* [Task prompt]
Scan the entries and state how many lines contain "icon". Write no other text.

#### Records for processing

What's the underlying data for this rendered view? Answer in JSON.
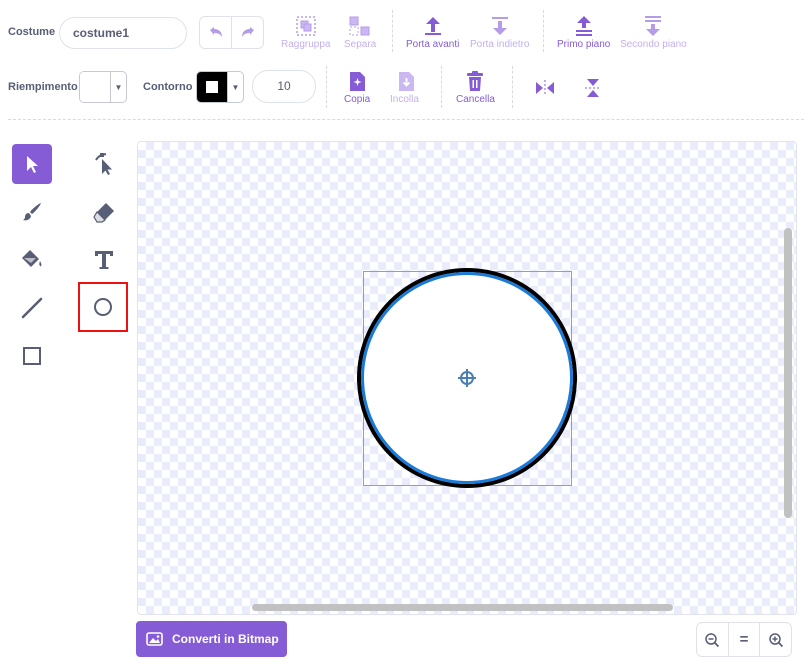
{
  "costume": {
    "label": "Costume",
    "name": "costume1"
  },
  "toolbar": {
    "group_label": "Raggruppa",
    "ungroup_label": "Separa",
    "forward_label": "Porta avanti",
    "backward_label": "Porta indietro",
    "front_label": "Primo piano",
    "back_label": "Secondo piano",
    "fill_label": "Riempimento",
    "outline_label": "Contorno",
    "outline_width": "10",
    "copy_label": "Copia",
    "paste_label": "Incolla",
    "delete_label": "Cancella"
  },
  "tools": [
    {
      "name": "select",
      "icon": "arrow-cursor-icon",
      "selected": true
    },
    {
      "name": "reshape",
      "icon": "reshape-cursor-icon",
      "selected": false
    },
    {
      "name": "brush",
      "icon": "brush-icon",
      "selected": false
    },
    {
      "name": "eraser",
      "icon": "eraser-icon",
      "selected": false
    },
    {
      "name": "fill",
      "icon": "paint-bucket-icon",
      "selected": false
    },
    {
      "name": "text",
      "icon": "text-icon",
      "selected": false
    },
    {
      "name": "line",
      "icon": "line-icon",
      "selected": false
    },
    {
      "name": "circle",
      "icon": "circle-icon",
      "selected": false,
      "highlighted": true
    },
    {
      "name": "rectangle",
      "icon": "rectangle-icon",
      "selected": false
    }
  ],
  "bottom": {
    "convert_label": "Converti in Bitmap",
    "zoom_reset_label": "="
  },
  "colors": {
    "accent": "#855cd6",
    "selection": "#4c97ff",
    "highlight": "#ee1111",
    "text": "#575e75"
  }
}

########
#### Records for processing

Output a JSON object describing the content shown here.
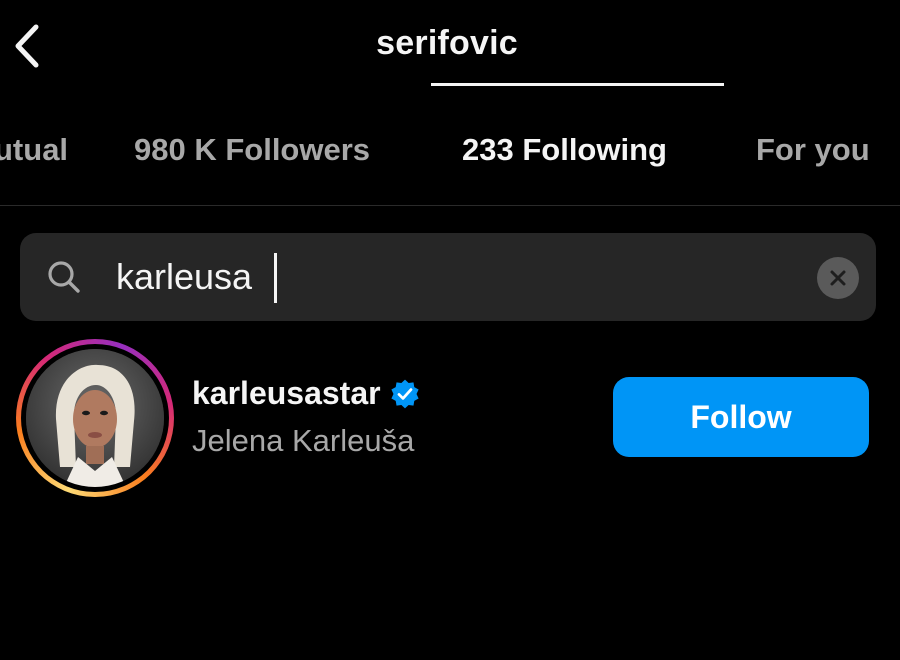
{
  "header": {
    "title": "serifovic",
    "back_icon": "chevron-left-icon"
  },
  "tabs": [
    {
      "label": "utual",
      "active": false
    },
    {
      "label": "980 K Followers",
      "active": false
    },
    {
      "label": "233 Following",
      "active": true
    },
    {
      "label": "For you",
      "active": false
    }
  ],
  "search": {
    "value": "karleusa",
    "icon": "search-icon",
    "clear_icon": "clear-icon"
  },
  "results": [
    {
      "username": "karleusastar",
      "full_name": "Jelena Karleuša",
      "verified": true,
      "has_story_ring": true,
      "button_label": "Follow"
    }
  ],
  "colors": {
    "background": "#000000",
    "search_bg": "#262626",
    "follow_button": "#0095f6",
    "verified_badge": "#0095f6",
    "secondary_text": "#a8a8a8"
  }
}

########

* [Task answer]
12